Activity:
Scan the data. Collect each line that contains the word "subscribers".

Entries from a dataset of interfaces:
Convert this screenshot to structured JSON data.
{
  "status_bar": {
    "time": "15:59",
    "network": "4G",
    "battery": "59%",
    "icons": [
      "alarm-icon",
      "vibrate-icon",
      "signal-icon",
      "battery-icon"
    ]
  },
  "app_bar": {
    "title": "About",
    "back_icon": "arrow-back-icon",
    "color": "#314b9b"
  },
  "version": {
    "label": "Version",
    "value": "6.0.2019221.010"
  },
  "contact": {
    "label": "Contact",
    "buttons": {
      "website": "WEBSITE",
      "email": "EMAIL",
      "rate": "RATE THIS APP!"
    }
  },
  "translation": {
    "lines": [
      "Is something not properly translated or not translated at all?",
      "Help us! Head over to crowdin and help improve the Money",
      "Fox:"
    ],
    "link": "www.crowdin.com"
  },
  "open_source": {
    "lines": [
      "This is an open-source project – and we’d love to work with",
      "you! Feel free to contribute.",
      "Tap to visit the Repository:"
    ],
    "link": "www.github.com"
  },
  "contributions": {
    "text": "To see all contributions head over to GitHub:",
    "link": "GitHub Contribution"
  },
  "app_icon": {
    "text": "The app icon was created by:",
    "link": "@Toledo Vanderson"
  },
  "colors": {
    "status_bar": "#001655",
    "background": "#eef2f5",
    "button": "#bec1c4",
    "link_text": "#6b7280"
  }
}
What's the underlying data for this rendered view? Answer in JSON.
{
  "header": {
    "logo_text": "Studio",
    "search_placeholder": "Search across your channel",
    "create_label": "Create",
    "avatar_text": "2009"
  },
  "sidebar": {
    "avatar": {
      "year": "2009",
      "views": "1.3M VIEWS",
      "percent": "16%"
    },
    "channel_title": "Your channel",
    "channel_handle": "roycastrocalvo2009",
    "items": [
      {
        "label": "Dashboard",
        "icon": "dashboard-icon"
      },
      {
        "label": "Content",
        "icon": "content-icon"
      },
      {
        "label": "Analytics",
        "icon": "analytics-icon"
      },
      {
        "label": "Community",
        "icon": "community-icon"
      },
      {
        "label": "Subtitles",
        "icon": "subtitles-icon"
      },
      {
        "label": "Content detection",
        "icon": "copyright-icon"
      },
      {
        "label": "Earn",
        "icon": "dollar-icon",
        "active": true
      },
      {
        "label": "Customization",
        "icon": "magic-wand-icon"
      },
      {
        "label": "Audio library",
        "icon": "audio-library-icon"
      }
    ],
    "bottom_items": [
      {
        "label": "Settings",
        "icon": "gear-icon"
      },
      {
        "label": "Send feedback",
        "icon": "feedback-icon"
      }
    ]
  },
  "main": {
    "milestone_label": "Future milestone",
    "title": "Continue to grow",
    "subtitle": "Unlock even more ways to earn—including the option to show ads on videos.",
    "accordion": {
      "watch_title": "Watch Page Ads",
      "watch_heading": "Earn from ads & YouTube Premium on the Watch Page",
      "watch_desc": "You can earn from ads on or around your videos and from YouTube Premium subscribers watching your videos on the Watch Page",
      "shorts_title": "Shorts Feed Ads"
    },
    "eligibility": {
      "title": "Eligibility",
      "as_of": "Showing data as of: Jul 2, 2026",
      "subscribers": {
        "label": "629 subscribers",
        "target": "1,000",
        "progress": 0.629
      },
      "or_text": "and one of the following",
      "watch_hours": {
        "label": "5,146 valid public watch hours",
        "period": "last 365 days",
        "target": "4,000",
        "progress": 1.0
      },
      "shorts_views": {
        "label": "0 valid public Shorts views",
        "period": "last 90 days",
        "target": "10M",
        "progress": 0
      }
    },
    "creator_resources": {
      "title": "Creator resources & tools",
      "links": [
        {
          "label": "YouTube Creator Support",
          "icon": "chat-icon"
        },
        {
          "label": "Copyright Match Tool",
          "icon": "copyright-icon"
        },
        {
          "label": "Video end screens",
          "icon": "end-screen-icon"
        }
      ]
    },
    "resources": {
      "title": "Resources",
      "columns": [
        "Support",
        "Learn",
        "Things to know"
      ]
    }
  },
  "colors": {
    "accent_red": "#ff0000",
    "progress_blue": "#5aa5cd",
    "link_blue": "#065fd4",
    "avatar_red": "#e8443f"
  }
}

Answer box:
      "watch_desc": "You can earn from ads on or around your videos and from YouTube Premium subscribers watching your videos on the Watch Page",
      "subscribers": {
        "label": "629 subscribers",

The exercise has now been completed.